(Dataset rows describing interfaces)
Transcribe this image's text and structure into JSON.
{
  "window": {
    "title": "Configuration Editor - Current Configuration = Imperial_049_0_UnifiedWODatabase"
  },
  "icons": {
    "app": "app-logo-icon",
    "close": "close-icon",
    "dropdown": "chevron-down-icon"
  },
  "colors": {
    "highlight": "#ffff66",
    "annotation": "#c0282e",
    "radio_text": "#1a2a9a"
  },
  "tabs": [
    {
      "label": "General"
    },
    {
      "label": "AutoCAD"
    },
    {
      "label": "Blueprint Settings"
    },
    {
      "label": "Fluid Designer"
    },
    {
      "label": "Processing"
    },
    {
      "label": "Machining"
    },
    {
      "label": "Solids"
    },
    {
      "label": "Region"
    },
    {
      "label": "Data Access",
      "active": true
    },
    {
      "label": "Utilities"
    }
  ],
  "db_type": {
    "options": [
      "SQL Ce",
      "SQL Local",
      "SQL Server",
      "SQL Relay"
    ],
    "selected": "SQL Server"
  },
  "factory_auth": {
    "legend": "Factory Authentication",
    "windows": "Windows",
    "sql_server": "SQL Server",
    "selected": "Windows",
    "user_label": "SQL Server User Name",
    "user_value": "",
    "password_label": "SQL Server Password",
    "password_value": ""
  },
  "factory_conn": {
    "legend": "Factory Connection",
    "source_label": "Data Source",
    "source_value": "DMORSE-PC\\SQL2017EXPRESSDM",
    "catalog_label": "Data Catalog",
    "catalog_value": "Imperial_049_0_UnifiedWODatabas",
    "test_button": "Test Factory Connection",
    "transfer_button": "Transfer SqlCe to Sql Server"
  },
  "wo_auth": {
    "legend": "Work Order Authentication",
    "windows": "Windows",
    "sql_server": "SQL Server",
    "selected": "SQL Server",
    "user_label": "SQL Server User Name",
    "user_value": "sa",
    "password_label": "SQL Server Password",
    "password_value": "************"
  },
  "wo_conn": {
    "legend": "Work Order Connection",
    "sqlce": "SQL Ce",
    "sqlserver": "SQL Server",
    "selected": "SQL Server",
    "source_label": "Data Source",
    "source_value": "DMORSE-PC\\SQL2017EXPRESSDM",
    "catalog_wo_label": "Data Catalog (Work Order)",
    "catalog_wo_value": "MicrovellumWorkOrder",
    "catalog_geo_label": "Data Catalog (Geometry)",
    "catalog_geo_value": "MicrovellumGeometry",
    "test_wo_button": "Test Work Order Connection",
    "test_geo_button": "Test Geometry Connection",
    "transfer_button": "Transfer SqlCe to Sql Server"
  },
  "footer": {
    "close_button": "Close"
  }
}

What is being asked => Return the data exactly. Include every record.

Task result =>
Transcribe this image's text and structure into JSON.
{
  "window": {
    "title": "Configuration Editor - Current Configuration = Imperial_049_0_UnifiedWODatabase"
  },
  "icons": {
    "app": "app-logo-icon",
    "close": "close-icon",
    "dropdown": "chevron-down-icon"
  },
  "colors": {
    "highlight": "#ffff66",
    "annotation": "#c0282e",
    "radio_text": "#1a2a9a"
  },
  "tabs": [
    {
      "label": "General"
    },
    {
      "label": "AutoCAD"
    },
    {
      "label": "Blueprint Settings"
    },
    {
      "label": "Fluid Designer"
    },
    {
      "label": "Processing"
    },
    {
      "label": "Machining"
    },
    {
      "label": "Solids"
    },
    {
      "label": "Region"
    },
    {
      "label": "Data Access",
      "active": true
    },
    {
      "label": "Utilities"
    }
  ],
  "db_type": {
    "options": [
      "SQL Ce",
      "SQL Local",
      "SQL Server",
      "SQL Relay"
    ],
    "selected": "SQL Server"
  },
  "factory_auth": {
    "legend": "Factory Authentication",
    "windows": "Windows",
    "sql_server": "SQL Server",
    "selected": "Windows",
    "user_label": "SQL Server User Name",
    "user_value": "",
    "password_label": "SQL Server Password",
    "password_value": ""
  },
  "factory_conn": {
    "legend": "Factory Connection",
    "source_label": "Data Source",
    "source_value": "DMORSE-PC\\SQL2017EXPRESSDM",
    "catalog_label": "Data Catalog",
    "catalog_value": "Imperial_049_0_UnifiedWODatabas",
    "test_button": "Test Factory Connection",
    "transfer_button": "Transfer SqlCe to Sql Server"
  },
  "wo_auth": {
    "legend": "Work Order Authentication",
    "windows": "Windows",
    "sql_server": "SQL Server",
    "selected": "SQL Server",
    "user_label": "SQL Server User Name",
    "user_value": "sa",
    "password_label": "SQL Server Password",
    "password_value": "************"
  },
  "wo_conn": {
    "legend": "Work Order Connection",
    "sqlce": "SQL Ce",
    "sqlserver": "SQL Server",
    "selected": "SQL Server",
    "source_label": "Data Source",
    "source_value": "DMORSE-PC\\SQL2017EXPRESSDM",
    "catalog_wo_label": "Data Catalog (Work Order)",
    "catalog_wo_value": "MicrovellumWorkOrder",
    "catalog_geo_label": "Data Catalog (Geometry)",
    "catalog_geo_value": "MicrovellumGeometry",
    "test_wo_button": "Test Work Order Connection",
    "test_geo_button": "Test Geometry Connection",
    "transfer_button": "Transfer SqlCe to Sql Server"
  },
  "footer": {
    "close_button": "Close"
  }
}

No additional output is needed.